While this debate has been raging for the last year two years, ever since the NDA came to power, Rajan has stood his ground and plumped for a very calibrated reduction in rates to help control inflation and maintain the broader stability of the financial system as well as the rupee – which was prone to immense volatility due to the highly uncertain behaviour of the global economy, especially China. He forced the government to adopt a tight fiscal regime as a condition for cutting interest rates in a calibrated manner. Many disagreed with Rajan over adopting a strict fiscal path when the economy was crying for a bigger dose of public spending. Chief economic adviser Arvind Subramaniam was a big proponent of slowing the pace of fiscal correction but the finance minister eventually chose to follow the Rajan line.
The finance minister had publicly claimed that he was on the same page as Raghuram Rajan in regard to the the interface between fiscal and monetary policies following the budget presentation in February. Therefore, it is curious that backroom murmurs have gathered new momentum for terminating Rajan’s contract after he completes his three-year term in September.
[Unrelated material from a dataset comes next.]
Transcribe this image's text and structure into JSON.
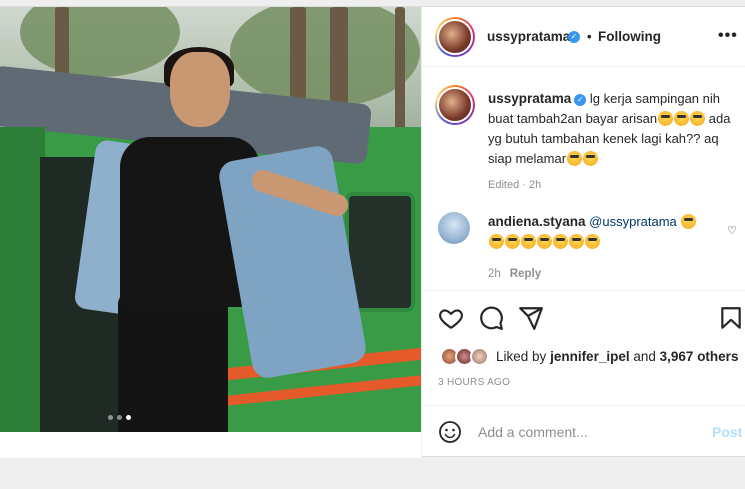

Burden of past precedent
There could be a reason for the rising chorus, both overt and covert, against Rajan. It has become a convention of sorts that the RBI governor serves a five year term. The previous four governors – D. Subbarao, Y. Venugopal Reddy, Bimal Jalan and C. Rangarajan – all served five years but in a format of 3-plus-2 years. The only exception to this was Venugopal Reddy, whom finance minister Jaswant Singh decided to give a full five years, arguing it would lend stability to the institution.
So there might be a widespread expectation that Raghuram Rajan should also get five years, especially since he has been hailed as one of the best central bank governors in the emerging market economies. If he is not given another two years, the global investing community will be disappointed, to say the least. There would be even more disappointment if the replacement for Rajan is someone whom Swamy would consider “mentally Indian” but not all there in terms of the complex job requirements. If truth be told, the perception across policy makers and businesses around the world is that the RBI governor has been one of the sanest influences on the Indian economy so far. If he is not given an extension, it would be seen as a case of premature sacking, especially in the backdrop of the conspiratorial noises being made against him within the establishment. And mind you, it is not just Subramanian Swamy but several ministers in the cabinet who privately oppose an extension for Rajan. The prime minister’s mind is not known yet on the matter. Until sometime ago, it was believed that Modi respected Rajan’s professionalism.
But now things may seem up in the air. And the government might just end up cutting its nose to spite its face by not letting Rajan have another two years, as is customary.